  • Maria S. McMahon (DC), chair of organization
  • Mable Rewman, finance chair

Read more about campaign activity in Timeline for 1917-1918 and Invaluable Out-of-Staters.

March 1918: With support from the SD Council on National Defense, Governor Peter Norbeck called a special legislative session to limit “alien voting.” The legislature of Dakota Territory had given immigrants the right to vote on first citizenship papers.  Gov. Norbeck called Pyle to Pierre and enlisted the S.D.U.F.L.’s assistance in campaigning for the amended Amendment E that would remove the word “male” from voter eligibility, but also require that voters be full citizens. 

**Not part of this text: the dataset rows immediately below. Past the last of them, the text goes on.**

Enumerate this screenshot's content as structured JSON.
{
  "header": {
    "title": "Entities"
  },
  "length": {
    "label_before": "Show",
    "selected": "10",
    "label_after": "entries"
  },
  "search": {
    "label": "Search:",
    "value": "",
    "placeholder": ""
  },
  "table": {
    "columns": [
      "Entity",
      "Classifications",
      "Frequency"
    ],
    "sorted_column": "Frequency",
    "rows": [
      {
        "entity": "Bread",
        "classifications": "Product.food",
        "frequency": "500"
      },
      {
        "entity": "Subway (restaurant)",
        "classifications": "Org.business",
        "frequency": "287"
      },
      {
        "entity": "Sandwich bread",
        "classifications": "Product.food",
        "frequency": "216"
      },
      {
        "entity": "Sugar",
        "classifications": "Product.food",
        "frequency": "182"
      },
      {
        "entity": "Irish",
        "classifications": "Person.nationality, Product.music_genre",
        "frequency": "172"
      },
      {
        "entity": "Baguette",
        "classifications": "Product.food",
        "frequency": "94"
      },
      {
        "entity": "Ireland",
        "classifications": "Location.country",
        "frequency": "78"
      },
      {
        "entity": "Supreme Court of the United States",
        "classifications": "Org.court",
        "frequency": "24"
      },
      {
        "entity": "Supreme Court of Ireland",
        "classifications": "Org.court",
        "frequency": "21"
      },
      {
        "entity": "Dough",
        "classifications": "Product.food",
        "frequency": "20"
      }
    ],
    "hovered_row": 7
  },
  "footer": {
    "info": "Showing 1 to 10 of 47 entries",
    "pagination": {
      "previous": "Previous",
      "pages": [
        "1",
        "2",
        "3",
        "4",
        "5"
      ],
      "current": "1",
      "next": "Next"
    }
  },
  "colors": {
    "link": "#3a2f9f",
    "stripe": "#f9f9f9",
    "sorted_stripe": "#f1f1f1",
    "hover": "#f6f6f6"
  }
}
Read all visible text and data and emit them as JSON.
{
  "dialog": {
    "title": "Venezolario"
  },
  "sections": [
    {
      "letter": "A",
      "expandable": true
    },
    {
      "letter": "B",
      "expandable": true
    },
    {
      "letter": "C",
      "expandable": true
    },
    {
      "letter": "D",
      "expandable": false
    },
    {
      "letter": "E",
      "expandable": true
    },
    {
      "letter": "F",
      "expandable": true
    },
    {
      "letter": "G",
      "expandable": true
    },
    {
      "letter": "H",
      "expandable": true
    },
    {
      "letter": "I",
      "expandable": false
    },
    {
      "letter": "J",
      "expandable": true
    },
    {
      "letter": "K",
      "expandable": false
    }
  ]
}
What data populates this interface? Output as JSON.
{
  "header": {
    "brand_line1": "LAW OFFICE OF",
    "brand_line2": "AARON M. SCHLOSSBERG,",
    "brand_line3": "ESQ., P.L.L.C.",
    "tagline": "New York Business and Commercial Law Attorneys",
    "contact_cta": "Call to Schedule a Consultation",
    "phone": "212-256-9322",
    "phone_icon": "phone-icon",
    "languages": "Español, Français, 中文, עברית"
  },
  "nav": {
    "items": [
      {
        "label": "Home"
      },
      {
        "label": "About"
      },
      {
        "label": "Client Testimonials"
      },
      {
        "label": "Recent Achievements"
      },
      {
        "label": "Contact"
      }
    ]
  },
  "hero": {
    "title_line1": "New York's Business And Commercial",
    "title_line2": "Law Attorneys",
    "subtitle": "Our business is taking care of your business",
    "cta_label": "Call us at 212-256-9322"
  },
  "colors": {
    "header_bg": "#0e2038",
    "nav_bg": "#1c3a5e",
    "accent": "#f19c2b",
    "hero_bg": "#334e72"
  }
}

June 3-20, 1918: Six Schools of Methods were organized by field worker Mary Elizabeth Pidgeon and the S.D.U.F.L. in Watertown, Aberdeen, Huron, Pierre, Deadwood, Mitchell, and Sioux Falls. The schools included talks by McMahon, NAWSA corresponding secretary Nettie Rogers Schuler, and state vice-president May Ghrist.

June 23-24, 1918: Myra Weller spoke for suffrage at the state Non-Partisan League convention in Mitchell, and they endorsed a suffrage resolution.

October 1918: The 1918 influenza outbreak caused many city/county bans on public meetings and gatherings that disrupted the suffrage campaigns final plans leading up to the election, both for outreach and fundraising.

Suffrage passed in November 1918 with 64% of the vote.  South Dakota was the 17th state to approve full suffrage for women.

January 29-30, 1919: The last state suffrage meeting and “the first meeting of women voters” was held in Pierre.

April 1919: The S.D. Attorney General Payne ruled that jury service was not included within Amendment E and, for women to be able to serve on juries, it would require additional legislation.

August 1919: A case came before the circuit court in Yankton under Judge R.B. Tripp that brought a challenge to Amendment E on the citizenship angle. When the case finished in the state Supreme Court, Amendment E was “declared lawfully adopted.”

May-June 1919: Pyle and other state leaders organized the South Dakota League of Women Voters (S.D.L.W.V.).

October 23-25, 1919: The S.D.L.W.V. held a state meeting in Mitchell.

December 3-4, 1919: A special session of the state legislature was held to ratify the federal suffrage amendment. South Dakota was the twenty-first state to ratify the amendment.

February 12, 1920: Dorothy Rehfeld served as South Dakota representative to the victory convention of NAWSA and first LWV congress. Rehfeld was there appointed to be one of NAWSA’s representatives to the 8th Congress of the International Woman Suffrage Alliance in Geneva, Switzerland in June.

February 1921: A bill for women to serve on juries was introduced in the state House but failed.

March 19-20, 1921: The S.D.L.W.V. held their state convention at the Cataract Hotel in Sioux Falls.

1925: The S.D.L.W.V. begins publication of The Discerning Voter.